n a nonmetallic element, second to oxygen as the most abundant of the elements. Its atomic number is 14, and its atomic weight is 28. It occurs in nature as silicon dioxide and in silicates. The silicates are used as detergents, corrosion inhibitors, adhesives, and sealants. Elemental silicon is used in metallurgy and in transistors and other electronic components. Protracted inhalation of silica dusts may cause silicosis, which increases susceptibility to other pulmonary diseases.

silicon

a chemical element, atomic number 14, atomic weight 28.086, symbol Si. See Table 6. See also silica.

Patient discussion about silicon

Q. Do any of you with FM have silicone breast implants, or have you ever had them? How about saline? My silicone implants expired on the surgeon's shelf before they went in my body. Both implants ruptured and disintegrated within 5 years of implantation. I was diagnosed with FM shortly after 2 surgeries to remove silicone goo. Just wondering if anyone else has made the connection. Thank you!

A. As far as I know several studies failed to prove there is a connection between rupture of breast implants and fibromyalgia, as did the FDA conclude.
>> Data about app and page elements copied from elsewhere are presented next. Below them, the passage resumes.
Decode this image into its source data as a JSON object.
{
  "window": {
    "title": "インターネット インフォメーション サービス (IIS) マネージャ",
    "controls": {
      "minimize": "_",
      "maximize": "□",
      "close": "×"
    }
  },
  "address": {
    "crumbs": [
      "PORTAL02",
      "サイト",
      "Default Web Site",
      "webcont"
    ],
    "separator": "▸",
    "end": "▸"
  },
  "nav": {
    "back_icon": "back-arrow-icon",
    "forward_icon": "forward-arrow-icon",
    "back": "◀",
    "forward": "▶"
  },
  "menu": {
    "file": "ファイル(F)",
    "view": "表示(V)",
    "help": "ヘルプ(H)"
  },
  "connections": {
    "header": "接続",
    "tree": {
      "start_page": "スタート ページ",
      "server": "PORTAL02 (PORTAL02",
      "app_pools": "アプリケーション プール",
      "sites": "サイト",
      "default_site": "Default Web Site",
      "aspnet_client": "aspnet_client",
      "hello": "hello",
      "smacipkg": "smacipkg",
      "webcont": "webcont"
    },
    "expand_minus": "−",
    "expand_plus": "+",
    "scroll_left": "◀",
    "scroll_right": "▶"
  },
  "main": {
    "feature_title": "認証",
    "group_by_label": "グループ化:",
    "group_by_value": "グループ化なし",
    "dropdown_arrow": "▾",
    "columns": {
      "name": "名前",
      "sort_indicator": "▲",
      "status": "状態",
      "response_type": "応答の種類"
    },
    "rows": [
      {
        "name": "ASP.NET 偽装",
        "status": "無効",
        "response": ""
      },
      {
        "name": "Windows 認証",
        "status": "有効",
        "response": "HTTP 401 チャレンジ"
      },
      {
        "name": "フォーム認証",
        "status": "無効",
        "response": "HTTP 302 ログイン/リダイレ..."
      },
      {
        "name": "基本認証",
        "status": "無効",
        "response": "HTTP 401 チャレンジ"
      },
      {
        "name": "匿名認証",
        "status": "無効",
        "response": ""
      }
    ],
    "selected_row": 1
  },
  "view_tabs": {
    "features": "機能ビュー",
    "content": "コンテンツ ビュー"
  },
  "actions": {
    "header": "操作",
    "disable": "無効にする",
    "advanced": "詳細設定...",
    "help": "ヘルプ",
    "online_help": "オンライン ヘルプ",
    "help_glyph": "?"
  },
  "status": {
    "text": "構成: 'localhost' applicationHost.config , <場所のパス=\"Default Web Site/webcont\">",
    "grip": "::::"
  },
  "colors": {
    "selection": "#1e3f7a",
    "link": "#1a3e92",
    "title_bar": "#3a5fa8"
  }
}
Indeed I heard about one study that found this connection, but it seemed like a very problematic one.

You can read about this subject here (http://en.wikipedia.org/wiki/Breast_implants#Claims_of_systemic_illness_and_disease)

More discussions about silicon
References in periodicals archive ?
It's 100 times more sensitive to light and incredibly thin, making Black Silicon a true breakthrough in the development of smaller, cheaper, high performance imaging systems.
Black silicon radically transforms the performance of photonic devices.
today announced that SiOnyx has exclusively licensed Harvard's portfolio of black silicon patents.
Black silicon, a novel laser implant technique that radically alters the photonic properties of semiconductor devices, was discovered by Harvard's Eric Mazur, Balkanski Professor of Physics and Applied Physics, who holds a joint appointment in the Faculty of Arts and Sciences (FAS) and the School of Engineering and Applied Sciences (SEAS).
First is our work on black silicon antireflection control on n-type wafers, and second is our work on laser-processed, integrated back contacts (IBC) on n-type wafers.
This development sets the stage for a marriage between Natcore's highly specialized laser processing and its black silicon technology.
An independent study had earlier shown that Natcore's black silicon process should save 23.
Careful control of these aspects enables achieving both the necessary consistency of the black silicon etching process and the manufacturing speed needed for insertion into a solar cell production line.
Every day in our labs, our scientists and technicians are hard at work optimizing our black silicon production process - making it even faster and more uniform, and building prototype equipment to demonstrate the best process," notes Chuck Provini, Natcore's president and CEO.
The result of fine-tuning the process is a black silicon layer with features as small as 590 nanometers (billionths of a meter) that reflect less than one percent of light.
June 12, 2014 /PRNewswire/ -- "Now that our black silicon has been demonstrated to be commercially viable in a solar cell production line, we plan to take quick advantage of this momentum," says Chuck Provini, president and CEO of Natcore Technology Inc.
This indicates that Natcore's black silicon is commercially viable": Provini